Data records:
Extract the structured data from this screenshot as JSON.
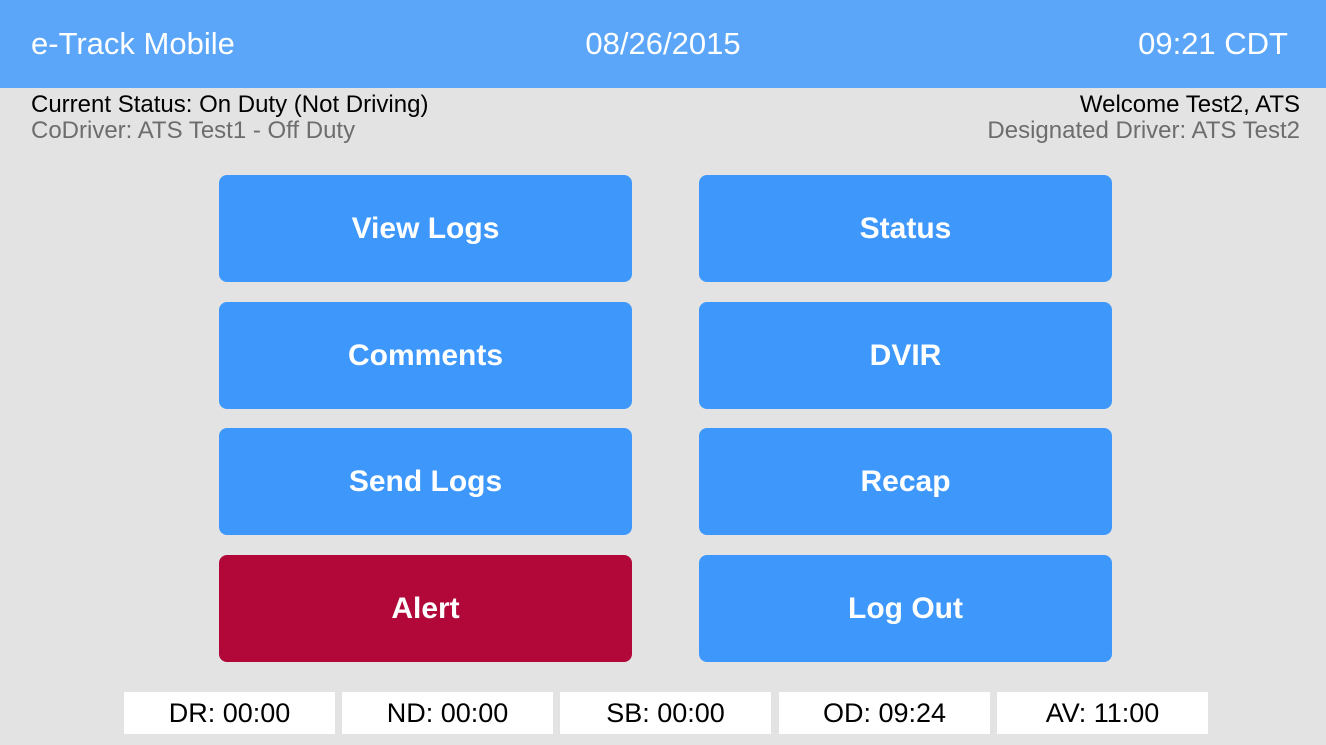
{
  "header": {
    "title": "e-Track Mobile",
    "date": "08/26/2015",
    "time": "09:21 CDT"
  },
  "info": {
    "current_status": "Current Status: On Duty (Not Driving)",
    "codriver": "CoDriver: ATS Test1 - Off Duty",
    "welcome": "Welcome Test2, ATS",
    "designated_driver": "Designated Driver: ATS Test2"
  },
  "menu": {
    "view_logs": "View Logs",
    "status": "Status",
    "comments": "Comments",
    "dvir": "DVIR",
    "send_logs": "Send Logs",
    "recap": "Recap",
    "alert": "Alert",
    "log_out": "Log Out"
  },
  "counters": {
    "dr": "DR: 00:00",
    "nd": "ND: 00:00",
    "sb": "SB: 00:00",
    "od": "OD: 09:24",
    "av": "AV: 11:00"
  },
  "colors": {
    "header_bg": "#5ba6f8",
    "button_bg": "#3e98fc",
    "alert_bg": "#b10839",
    "page_bg": "#e3e3e3"
  }
}
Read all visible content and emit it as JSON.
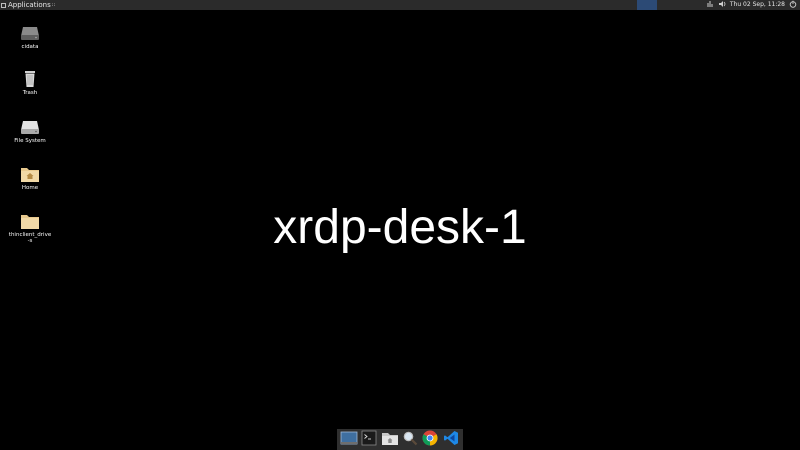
{
  "top_panel": {
    "applications_label": "Applications",
    "applications_caret": "::",
    "clock": "Thu 02 Sep, 11:28"
  },
  "desktop": {
    "icons": [
      {
        "label": "cidata",
        "icon": "drive-icon"
      },
      {
        "label": "Trash",
        "icon": "trash-icon"
      },
      {
        "label": "File System",
        "icon": "drive-icon"
      },
      {
        "label": "Home",
        "icon": "home-folder-icon"
      },
      {
        "label": "thinclient_drive-s",
        "icon": "folder-icon"
      }
    ],
    "center_label": "xrdp-desk-1"
  },
  "dock": {
    "items": [
      {
        "icon": "show-desktop-icon"
      },
      {
        "icon": "terminal-icon"
      },
      {
        "icon": "file-manager-icon"
      },
      {
        "icon": "search-icon"
      },
      {
        "icon": "chrome-icon"
      },
      {
        "icon": "vscode-icon"
      }
    ]
  },
  "colors": {
    "desktop_background": "#000000",
    "panel_background": "#2b2b2b",
    "workspace_active": "#2c4a75",
    "dock_background": "#2f2f2f",
    "vscode_blue": "#1e88e5"
  }
}
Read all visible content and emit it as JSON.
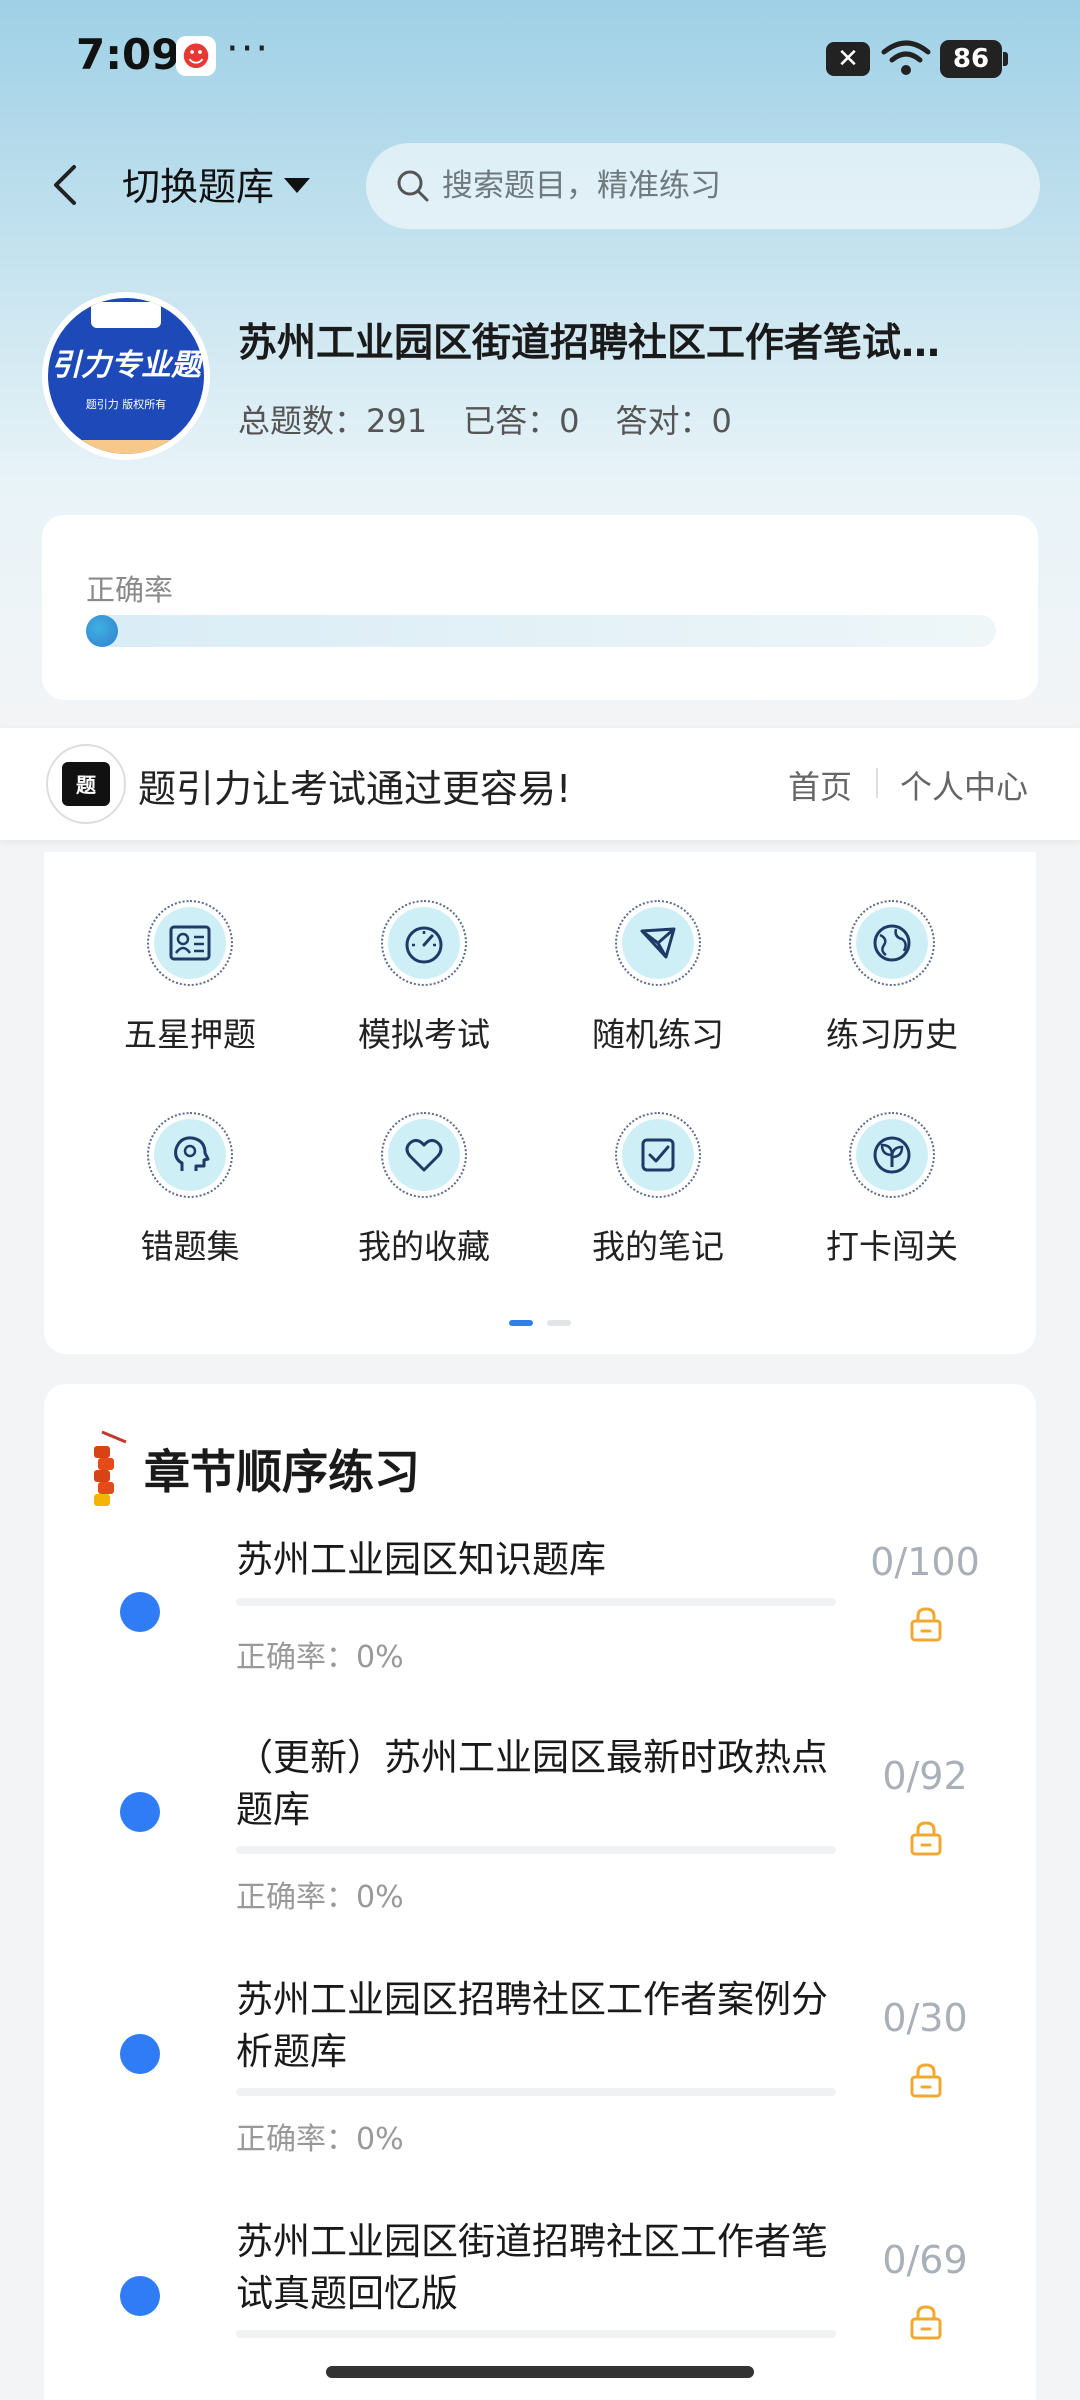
{
  "status_bar": {
    "time": "7:09",
    "more": "···",
    "battery": "86"
  },
  "header": {
    "switch_label": "切换题库",
    "search_placeholder": "搜索题目，精准练习"
  },
  "bank": {
    "title": "苏州工业园区街道招聘社区工作者笔试…",
    "total_label": "总题数：291",
    "answered_label": "已答：0",
    "correct_label": "答对：0",
    "logo_text": "引力专业题",
    "logo_sub": "题引力 版权所有"
  },
  "accuracy": {
    "label": "正确率",
    "value": 0
  },
  "banner": {
    "logo_text": "题引力",
    "slogan": "题引力让考试通过更容易!",
    "home": "首页",
    "user_center": "个人中心"
  },
  "features": [
    {
      "label": "五星押题",
      "icon": "id-card-icon"
    },
    {
      "label": "模拟考试",
      "icon": "speedometer-icon"
    },
    {
      "label": "随机练习",
      "icon": "shuffle-icon"
    },
    {
      "label": "练习历史",
      "icon": "globe-icon"
    },
    {
      "label": "错题集",
      "icon": "head-icon"
    },
    {
      "label": "我的收藏",
      "icon": "heart-icon"
    },
    {
      "label": "我的笔记",
      "icon": "note-check-icon"
    },
    {
      "label": "打卡闯关",
      "icon": "sprout-icon"
    }
  ],
  "chapters": {
    "title": "章节顺序练习",
    "items": [
      {
        "title": "苏州工业园区知识题库",
        "count": "0/100",
        "accuracy": "正确率：0%"
      },
      {
        "title": "（更新）苏州工业园区最新时政热点题库",
        "count": "0/92",
        "accuracy": "正确率：0%"
      },
      {
        "title": "苏州工业园区招聘社区工作者案例分析题库",
        "count": "0/30",
        "accuracy": "正确率：0%"
      },
      {
        "title": "苏州工业园区街道招聘社区工作者笔试真题回忆版",
        "count": "0/69",
        "accuracy": ""
      }
    ]
  },
  "colors": {
    "accent": "#2f7cf6",
    "lock": "#f0a830"
  }
}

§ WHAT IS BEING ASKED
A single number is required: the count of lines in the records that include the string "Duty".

§ TASK ANSWER
2